However, the script you're likely to prefer is one where the centered thumbnail image, when hovered over with the mouse cursor, will enlarge greatly until you stop the hovering. We call it Image enlarges on mouseover but uses PHP script in all image tags.

And then there's a script that uses the PHP GD (graphics draw) and Image Functions like crazy, Building a picture from scratch and displaying it on a web page but with no write permissions. The results are in the image at the top of this page. Our PHP Page View Counter for Anywhere script uses similar techniques, but the Building a picture from scratch and displaying it on a web page but with no write permissions script uses TrueType fonts—arial.ttf is the file. We searched our computer and found plenty, and chose this Arial font due to its familiarity.

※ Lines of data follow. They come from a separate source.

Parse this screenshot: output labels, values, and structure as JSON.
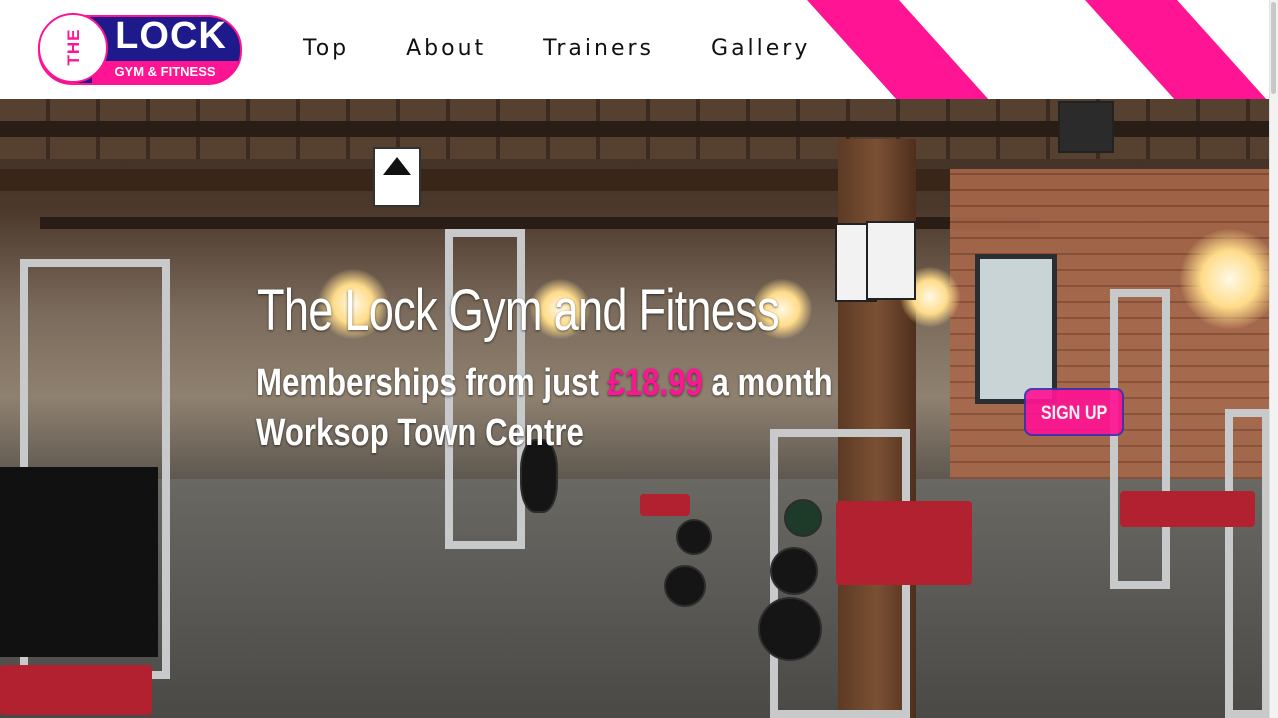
{
  "logo": {
    "the": "THE",
    "lock": "LOCK",
    "subtitle": "GYM & FITNESS",
    "colors": {
      "pink": "#ff1493",
      "navy": "#1e1a8c"
    }
  },
  "nav": {
    "items": [
      "Top",
      "About",
      "Trainers",
      "Gallery"
    ]
  },
  "hero": {
    "title": "The Lock Gym and Fitness",
    "membership_prefix": "Memberships from just ",
    "price": "£18.99",
    "membership_suffix": " a month",
    "location": "Worksop Town Centre",
    "signup_label": "SIGN UP"
  }
}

Find all kinds of cool fonts on your own computer to use in these picture building scripts. And no write permissions are needed. Cool, huh? You may not be able to write nearly any type of file, but these workarounds should help a lot!

If you'd like to avoid putting images into MySQL, use the file upload scripts at the beginning of this page after you find a way to get write permission, or simply load MySQL with the image URL addresses, image names, lengths, and usernames—for each image—and avoid burdening the server. This solution is safest and often the wisest course.